1. Nov 1, 2012

### utkarshakash

1. The problem statement, all variables and given/known data
Find the values of 'a' so that two of the roots of the equation $(a-1)(x^2+x+1)^2=(a+1)(x^4+x^2+1)$ are real and distinct

2. Relevant equations

3. The attempt at a solution
I am thinking of converting this equation in quadratic form so that I can find discriminant and make it greater than 0.
This is how I started
Let $x^2+x+1=y$
$(a-1)y^2=(a+1)(x^4+x^2+1)$
But I'm stuck here. The fourth degree term still prevails.
Is there any way this equation can be converted to a quadratic?

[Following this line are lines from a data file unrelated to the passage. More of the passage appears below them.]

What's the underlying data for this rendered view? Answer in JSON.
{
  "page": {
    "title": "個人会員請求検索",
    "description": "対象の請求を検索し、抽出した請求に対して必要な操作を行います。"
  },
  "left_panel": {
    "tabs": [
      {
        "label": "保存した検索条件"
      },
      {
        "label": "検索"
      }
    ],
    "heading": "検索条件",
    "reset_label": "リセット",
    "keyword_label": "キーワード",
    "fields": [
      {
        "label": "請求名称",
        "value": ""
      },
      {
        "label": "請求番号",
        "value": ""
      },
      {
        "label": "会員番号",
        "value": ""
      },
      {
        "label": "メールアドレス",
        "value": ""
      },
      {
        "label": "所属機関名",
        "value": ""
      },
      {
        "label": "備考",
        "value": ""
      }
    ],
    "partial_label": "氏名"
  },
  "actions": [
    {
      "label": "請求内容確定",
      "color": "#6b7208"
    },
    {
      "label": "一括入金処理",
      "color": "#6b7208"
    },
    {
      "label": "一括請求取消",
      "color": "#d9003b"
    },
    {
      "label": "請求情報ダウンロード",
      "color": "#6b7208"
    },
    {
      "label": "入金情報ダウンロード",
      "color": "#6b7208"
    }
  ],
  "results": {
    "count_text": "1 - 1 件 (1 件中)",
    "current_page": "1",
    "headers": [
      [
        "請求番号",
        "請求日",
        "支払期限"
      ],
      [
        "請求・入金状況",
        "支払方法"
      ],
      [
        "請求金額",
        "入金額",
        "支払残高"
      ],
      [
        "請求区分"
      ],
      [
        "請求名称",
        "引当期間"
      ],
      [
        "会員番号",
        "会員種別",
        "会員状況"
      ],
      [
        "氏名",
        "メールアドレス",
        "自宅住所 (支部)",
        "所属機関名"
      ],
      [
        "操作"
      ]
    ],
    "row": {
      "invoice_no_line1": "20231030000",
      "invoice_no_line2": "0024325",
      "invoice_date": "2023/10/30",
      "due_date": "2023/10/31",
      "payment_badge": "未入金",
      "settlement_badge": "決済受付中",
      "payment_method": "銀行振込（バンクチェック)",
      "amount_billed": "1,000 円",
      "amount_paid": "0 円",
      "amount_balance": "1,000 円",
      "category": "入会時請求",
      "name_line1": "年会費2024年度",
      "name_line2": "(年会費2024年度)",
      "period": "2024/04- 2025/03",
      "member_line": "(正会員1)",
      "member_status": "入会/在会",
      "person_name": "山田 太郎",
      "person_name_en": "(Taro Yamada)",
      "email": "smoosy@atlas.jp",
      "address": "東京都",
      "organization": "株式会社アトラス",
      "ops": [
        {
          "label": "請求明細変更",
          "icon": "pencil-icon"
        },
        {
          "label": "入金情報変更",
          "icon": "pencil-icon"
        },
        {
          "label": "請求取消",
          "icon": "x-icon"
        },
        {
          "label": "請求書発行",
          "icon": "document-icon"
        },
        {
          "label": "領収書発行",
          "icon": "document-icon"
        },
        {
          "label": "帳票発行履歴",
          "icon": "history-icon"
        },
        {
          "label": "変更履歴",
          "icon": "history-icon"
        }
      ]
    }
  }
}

2. Nov 1, 2012

### tiny-tim

hi utkarshakash!
if you expand it, isn't it just ax2 = a polynomial in x2?

3. Nov 1, 2012

### utkarshakash

But the fourth degree term is still there.

4. Nov 2, 2012

### tiny-tim

yes, ax2 = a quadratic polynomial in x2

5. Nov 2, 2012

### ehild

Expand, collect the terms with a and without it,and try to factorise again. The equation becomes quite simple and easy to find those "a" values which ensure real and distinct roots.

ehild

Last edited: Nov 2, 2012
6. Nov 2, 2012

### Dick

Or just notice that x^2+x+1 is a factor of x^4+x^2+1. Either way its pretty easy to write your equation as the product of two quadratics.

7. Nov 2, 2012

### ehild

Unbelievable, Dick! x^4+x^2+1=(x^2+x+1)(x^2-x+1)

ehild

8. Nov 3, 2012

### Dick

Oh, its not exactly unbelievable. I used maxima to put everything together and then factored it and noticed that. I cheated.

9. Nov 3, 2012

### ehild

I tried to write x^2+x+1=(x^3-1)/(x-1) and x^4+x^2+1=(x^6-1)/(x^2-1)

$$(a-1)\frac{(x^3-1)^2}{(x-1)^2}=\frac{(x^3-1)(x^3+1)}{(x-1)(x+1)}$$ and simplifying (x can not be 1) and still did not notice...

But it becomes
$$(a-1)\frac{(x^3-1)}{(x-1)}=(a+1)\frac{(x^3+1)}{(x+1)}$$
$$(a-1)(x^2+x+1)=(a+1)(x^2-x+1)$$

ehild

10. Nov 3, 2012